(Source data)
>>
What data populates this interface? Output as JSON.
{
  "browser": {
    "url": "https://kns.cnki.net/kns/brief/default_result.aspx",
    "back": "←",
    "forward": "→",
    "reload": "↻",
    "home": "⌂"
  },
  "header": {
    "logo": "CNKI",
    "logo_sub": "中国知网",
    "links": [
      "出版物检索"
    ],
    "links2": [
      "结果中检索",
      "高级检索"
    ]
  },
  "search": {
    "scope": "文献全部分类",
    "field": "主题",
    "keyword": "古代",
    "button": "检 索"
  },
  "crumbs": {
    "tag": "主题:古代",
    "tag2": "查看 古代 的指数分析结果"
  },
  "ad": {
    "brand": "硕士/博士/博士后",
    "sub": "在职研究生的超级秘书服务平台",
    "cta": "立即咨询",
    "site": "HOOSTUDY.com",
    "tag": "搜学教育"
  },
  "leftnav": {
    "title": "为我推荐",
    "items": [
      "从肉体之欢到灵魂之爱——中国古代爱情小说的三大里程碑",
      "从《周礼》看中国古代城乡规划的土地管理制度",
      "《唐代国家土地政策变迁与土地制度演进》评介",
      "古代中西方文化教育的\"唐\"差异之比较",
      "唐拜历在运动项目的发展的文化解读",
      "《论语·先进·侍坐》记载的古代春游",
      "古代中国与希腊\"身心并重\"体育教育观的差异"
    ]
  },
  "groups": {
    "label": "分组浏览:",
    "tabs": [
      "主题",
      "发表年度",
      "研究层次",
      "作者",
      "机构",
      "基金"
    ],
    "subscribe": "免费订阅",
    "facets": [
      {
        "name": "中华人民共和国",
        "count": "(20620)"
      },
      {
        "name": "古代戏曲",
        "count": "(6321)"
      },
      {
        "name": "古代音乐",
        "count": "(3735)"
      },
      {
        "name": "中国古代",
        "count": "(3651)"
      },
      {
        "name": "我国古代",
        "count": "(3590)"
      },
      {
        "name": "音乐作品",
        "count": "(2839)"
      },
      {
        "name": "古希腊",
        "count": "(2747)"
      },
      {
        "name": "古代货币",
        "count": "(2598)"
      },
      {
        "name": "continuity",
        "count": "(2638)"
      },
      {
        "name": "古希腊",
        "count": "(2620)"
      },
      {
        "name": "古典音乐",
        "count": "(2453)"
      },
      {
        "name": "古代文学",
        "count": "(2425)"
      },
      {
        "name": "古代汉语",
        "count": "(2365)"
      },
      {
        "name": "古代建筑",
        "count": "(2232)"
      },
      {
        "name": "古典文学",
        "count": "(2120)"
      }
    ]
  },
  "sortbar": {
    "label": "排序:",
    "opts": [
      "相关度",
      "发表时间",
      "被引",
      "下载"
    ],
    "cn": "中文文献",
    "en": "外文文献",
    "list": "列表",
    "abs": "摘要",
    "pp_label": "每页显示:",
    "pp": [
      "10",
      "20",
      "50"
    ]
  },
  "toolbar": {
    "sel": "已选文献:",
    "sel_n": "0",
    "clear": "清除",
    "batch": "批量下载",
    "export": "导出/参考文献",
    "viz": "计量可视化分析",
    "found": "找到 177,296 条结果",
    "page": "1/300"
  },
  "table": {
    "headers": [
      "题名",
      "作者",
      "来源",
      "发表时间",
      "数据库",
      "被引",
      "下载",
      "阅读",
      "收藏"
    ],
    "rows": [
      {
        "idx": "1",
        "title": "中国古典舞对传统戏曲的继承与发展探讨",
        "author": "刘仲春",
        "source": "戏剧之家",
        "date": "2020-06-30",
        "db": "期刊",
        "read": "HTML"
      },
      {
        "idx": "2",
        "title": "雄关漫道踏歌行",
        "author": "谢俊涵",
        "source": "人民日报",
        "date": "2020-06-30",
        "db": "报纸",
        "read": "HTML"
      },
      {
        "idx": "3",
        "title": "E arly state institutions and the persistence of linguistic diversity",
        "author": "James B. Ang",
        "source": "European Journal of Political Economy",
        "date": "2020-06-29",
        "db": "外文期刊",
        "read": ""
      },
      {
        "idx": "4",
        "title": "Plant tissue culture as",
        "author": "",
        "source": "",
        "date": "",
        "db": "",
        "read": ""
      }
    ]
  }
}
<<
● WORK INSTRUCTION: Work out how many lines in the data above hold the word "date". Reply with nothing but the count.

● RESPONSE FOR THIS EXERCISE: 4